“I had this feeling about him”

Unbeknownst to Pratt, it was a fortuitous meeting for Chong as well. At the time, the actress was preparing to make her debut behind the camera with Cursed Part 3. Not an actual sequel, the film was a meta-comedy horror following the making of a new film in a horror franchise. Chong recalls, “I was directing a film that I had written, and I needed a young stud… I was in the middle of a breakup, and a friend of mine said, ‘come to Maui,’ so I went to Maui, and then [my friend] said let’s go to this restaurant.”

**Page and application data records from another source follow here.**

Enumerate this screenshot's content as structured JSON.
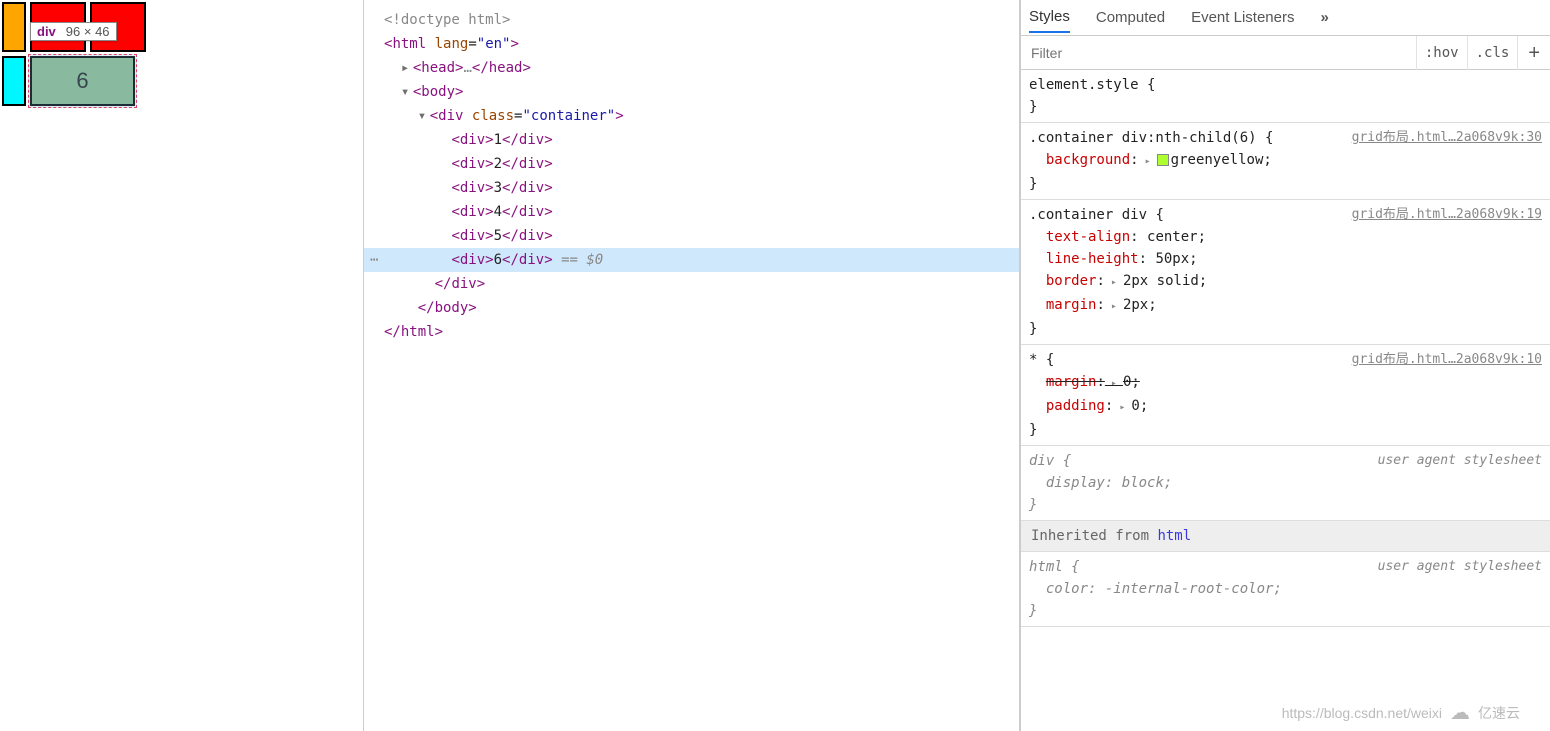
{
  "tooltip": {
    "tag": "div",
    "dims": "96 × 46"
  },
  "cells": {
    "c6": "6"
  },
  "dom": {
    "doctype": "<!doctype html>",
    "htmlOpen": "html",
    "htmlLang": "en",
    "head": "head",
    "ellipsis": "…",
    "body": "body",
    "containerTag": "div",
    "containerAttr": "class",
    "containerVal": "container",
    "children": [
      "1",
      "2",
      "3",
      "4",
      "5",
      "6"
    ],
    "eq0": "== $0"
  },
  "tabs": {
    "styles": "Styles",
    "computed": "Computed",
    "listeners": "Event Listeners",
    "more": "»"
  },
  "filter": {
    "placeholder": "Filter",
    "hov": ":hov",
    "cls": ".cls"
  },
  "rules": {
    "elStyle": "element.style",
    "r1": {
      "sel": ".container div:nth-child(6)",
      "src": "grid布局.html…2a068v9k:30",
      "prop": "background",
      "val": "greenyellow",
      "swatch": "#adff2f"
    },
    "r2": {
      "sel": ".container div",
      "src": "grid布局.html…2a068v9k:19",
      "p1n": "text-align",
      "p1v": "center",
      "p2n": "line-height",
      "p2v": "50px",
      "p3n": "border",
      "p3v": "2px solid",
      "p4n": "margin",
      "p4v": "2px"
    },
    "r3": {
      "sel": "*",
      "src": "grid布局.html…2a068v9k:10",
      "p1n": "margin",
      "p1v": "0",
      "p2n": "padding",
      "p2v": "0"
    },
    "r4": {
      "sel": "div",
      "src": "user agent stylesheet",
      "p1n": "display",
      "p1v": "block"
    },
    "inh": {
      "label": "Inherited from",
      "kw": "html"
    },
    "r5": {
      "sel": "html",
      "src": "user agent stylesheet",
      "p1n": "color",
      "p1v": "-internal-root-color"
    }
  },
  "watermark": {
    "url": "https://blog.csdn.net/weixi",
    "brand": "亿速云"
  }
}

Chong recalls she “did not want to go,” but went along anyway – and on entering the restaurant, “this young beauty walked up to me and literally said, ‘put me in a movie.’ And it was Chris.” Intrigued, Chong “asked him if he had acted, and he listed a bunch of high school stuff, but I had this feeling about him. There was something that reminded me of a young Matt Dillon, but blond.”

Chong gave Pratt a script and invited him to a reading soon afterwards, where she was surprised to see “he was not only off-book for his part, he was off-book for the whole movie – he had memorised the script. And he was so good, and so enthusiastic.” Pratt came close to turning the part down as he couldn’t afford the air fare to Los Angeles: “I had 60 bucks… and she was like, ‘sweetie, we’ll fly you there.'”

Pratt’s first experience of acting for the screen, Cursed Part 3 also gave Pratt his start in Hollywood – although he has remarked that, to begin with, he simply “went from waiting tables in Maui to waiting tables in Beverly Hills”. Gradually Pratt build up a body of work, working on TV drama Everwood for four years and guesting on hit shows including The O.C., then getting his big break with comedy series Parks and Recreation beginning in 2009.

“My movie sucked, but he was awesome”

Credit: Rodin Eckenroth/Kevin Winter/Getty Images

By the time Parks and Rec ended in 2015, Pratt had broken through into film in a big way, first with supporting roles in Moneyball, Zero Dark Thirty and Her, then with lead roles in blockbusters Guardians of the Galaxy, Jurassic World and The Lego Movie. More hit films would follow, including Passengers and numerous other entries in the Marvel and Jurassic franchises. (Pratt would even wind up marrying Katherine Schwarzenegger, daughter of Rae Dawn Chong’s one-time co-star Arnold Schwarzenegger.)

Cursed Part 3, the film that started it all for Pratt, didn’t exactly set the world on fire. Though completed in 2000, it was never officially released; Pratt would later call it “the worst movie I’d ever seen,” and Chong has never written or directed anything since. However, she has continued to act, most recently taking the role of Florence de Pointe du Lac in the 2022 TV series adaptation of Anne Rice’s Interview with the Vampire.

Looking back on their experience working together, Pratt admits getting his break via Chong was something of a Cinderella story, “something you only hear about, these tales of the people who get ‘discovered.'” Chong reflects, “He was a joy on set. My movie sucked, but he was awesome.”